|Shorter streets in Nottingham: candidates for streets with a single postcode.|
It is important to remember that absolutely accurate assignment of postcodes is relatively unimportant. If one or two houses are assigned to an adjacent postcode it is not going to affect things like navigational use-cases. Furthermore as more open data (see below) becomes available and we make more use of tools such as Open PostcodeFinder then we can refine the accuracy of the assignments iteratively.
Other Available Data
Food HygieneIn my view this is the single most useful source of detailed postcode data. The Food Hygiene Rating Scheme covers most local authorities in the United Kingdom, and at present includes over 400,000 premises where food is sold or prepared. The data set contains over 230,000 individual postcodes (> 15 % of total) with detailed address information. In many cases the premises will already have been mapped on OSM, or can be identified from aerial images or OS OpenData StreetView maps (shops, schools, etc. are usually fairly distinctive). (I don't recommend mapping POI data solely from FHRS because retail POIs tend to change fairly rapidly: I've seen a figure of 20% a year quoted).
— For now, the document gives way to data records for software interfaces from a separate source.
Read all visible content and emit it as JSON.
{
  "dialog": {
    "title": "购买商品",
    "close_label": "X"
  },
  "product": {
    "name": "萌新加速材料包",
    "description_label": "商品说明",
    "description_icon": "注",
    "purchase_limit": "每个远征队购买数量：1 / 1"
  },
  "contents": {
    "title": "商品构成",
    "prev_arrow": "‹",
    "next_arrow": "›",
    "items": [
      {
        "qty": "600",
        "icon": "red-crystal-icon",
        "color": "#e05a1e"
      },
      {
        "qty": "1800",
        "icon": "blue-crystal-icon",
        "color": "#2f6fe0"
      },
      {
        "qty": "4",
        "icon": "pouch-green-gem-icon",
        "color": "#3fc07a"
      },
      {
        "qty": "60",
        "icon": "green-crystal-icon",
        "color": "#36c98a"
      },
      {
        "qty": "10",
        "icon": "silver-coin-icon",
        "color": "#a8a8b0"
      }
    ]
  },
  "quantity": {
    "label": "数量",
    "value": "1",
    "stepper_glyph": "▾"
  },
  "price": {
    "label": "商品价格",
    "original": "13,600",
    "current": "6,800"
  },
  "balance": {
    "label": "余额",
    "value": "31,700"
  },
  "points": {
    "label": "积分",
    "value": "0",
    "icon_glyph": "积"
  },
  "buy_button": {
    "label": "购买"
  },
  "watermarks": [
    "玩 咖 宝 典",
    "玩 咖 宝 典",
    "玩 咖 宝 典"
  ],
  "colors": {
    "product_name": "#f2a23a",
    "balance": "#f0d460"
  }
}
London OSM Hack Weekend), and will blog shortly on the details of manipulating the data to get something useful out of it.
Land Registry Price PaidWhilst writing this article, the Land Registry of England and Wales released several years (from 1995) of data of prices paid in property transactions. This data includes addresses and postcodes. It is therefore a very useful complement to the FHRS data as it is mainly concerned with residential rather than private property.
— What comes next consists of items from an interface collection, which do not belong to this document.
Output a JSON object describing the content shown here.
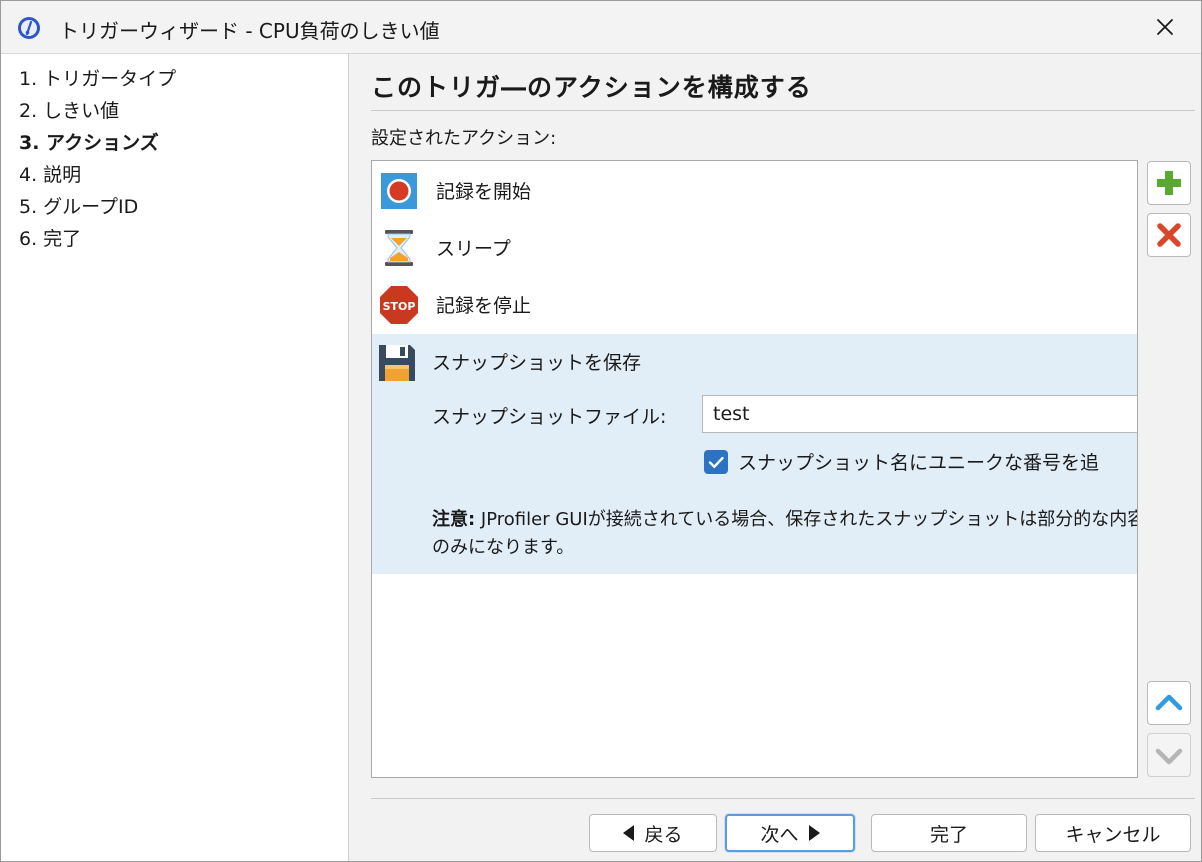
{
  "window": {
    "title": "トリガーウィザード - CPU負荷のしきい値"
  },
  "sidebar": {
    "steps": [
      {
        "label": "1. トリガータイプ"
      },
      {
        "label": "2. しきい値"
      },
      {
        "label": "3. アクションズ",
        "current": true
      },
      {
        "label": "4. 説明"
      },
      {
        "label": "5. グループID"
      },
      {
        "label": "6. 完了"
      }
    ]
  },
  "main": {
    "heading": "このトリガ―のアクションを構成する",
    "configured_label": "設定されたアクション:",
    "actions": [
      {
        "label": "記録を開始",
        "icon": "record-start-icon"
      },
      {
        "label": "スリープ",
        "icon": "hourglass-icon"
      },
      {
        "label": "記録を停止",
        "icon": "stop-sign-icon"
      },
      {
        "label": "スナップショットを保存",
        "icon": "floppy-disk-icon",
        "selected": true
      }
    ],
    "snapshot": {
      "file_label": "スナップショットファイル:",
      "file_value": "test",
      "unique_checkbox_label": "スナップショット名にユニークな番号を追",
      "unique_checked": true,
      "note_bold": "注意:",
      "note_text": " JProfiler GUIが接続されている場合、保存されたスナップショットは部分的な内容のみになります。"
    },
    "side_buttons": {
      "add": "plus-icon",
      "remove": "delete-icon",
      "move_up": "arrow-up-icon",
      "move_down": "arrow-down-icon"
    }
  },
  "footer": {
    "back_label": "戻る",
    "next_label": "次へ",
    "finish_label": "完了",
    "cancel_label": "キャンセル"
  },
  "colors": {
    "selection": "#e1edf7",
    "accent": "#2d73c4",
    "add_green": "#5aa832",
    "remove_red": "#d9472b"
  }
}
Stop Press: I downloaded this data whilst finishing off some maps for this blog. It is very useful: providing the associated street for over 1 million postcodes in England and Wales.
Other Open DataAny other source of open data which contains addresses with postcodes can be used to assist resolving postcodes. Nottingham Open Data, for instance, includes Licensed Premises, Planning Applications, Places of Worship, Community Centres, Schools, Childcare facilities etc.
Basic Postcode Assignment
|Postcode centroids for part of the Daybrook area of Nottingham.|
Lines show roads closest to postcode centroids.
|Comparison of calculated postcode centroids from OSM (red) from original postcode centroids (blue).|
Postcodes were deduced from open postcode centroid data and assigned to
individual properties as these were mapped in OSM.
Setting some targetsI suggest four targets for the medium term (say through the end of 2014).
|London Postcode Sectors with all percentage regular postcodes mapped on OpenStreetMap.|
See image for copyright notices.
- The simplest, but not necessarily the easiest target, is to map at least one postcode in each postcode sector. This is harder than it appears because obvious things to map in sparsely populated rural areas may require surveys. For instance FHRS data has two B&Bs in Port Wemyss on Islay, but the names are not shown on the OS Open Data StreetView. Similarly a degree of caution must be exercised on farms in the Rhinns of Isaly and on the Oa because individual farmsteads may include two or three properties (perhaps all owned by the same extended family, but nonetheless distinct.
- Achieve 5% completion. This reflects a DOUBLING of current postcode data, and therefore must be regarded as ambitious. This is however, the minimum condition for breaking the back of the postcode problem. I believe with a concerted effort we could achieve this in 3 months, using conventional crowd-sourcing techniques.
- Achieve 10% completion. A second doubling will probably require more tool based support. The obvious targets are semi-automated matching of FHRS & Land Registry data, and semi-automated identification of single postcode streets.
- Postcodes along major roads (A & B roads). These may require some survey work, but again because many retail outlets are along such roads there is already a decent amount of information available from FHRS.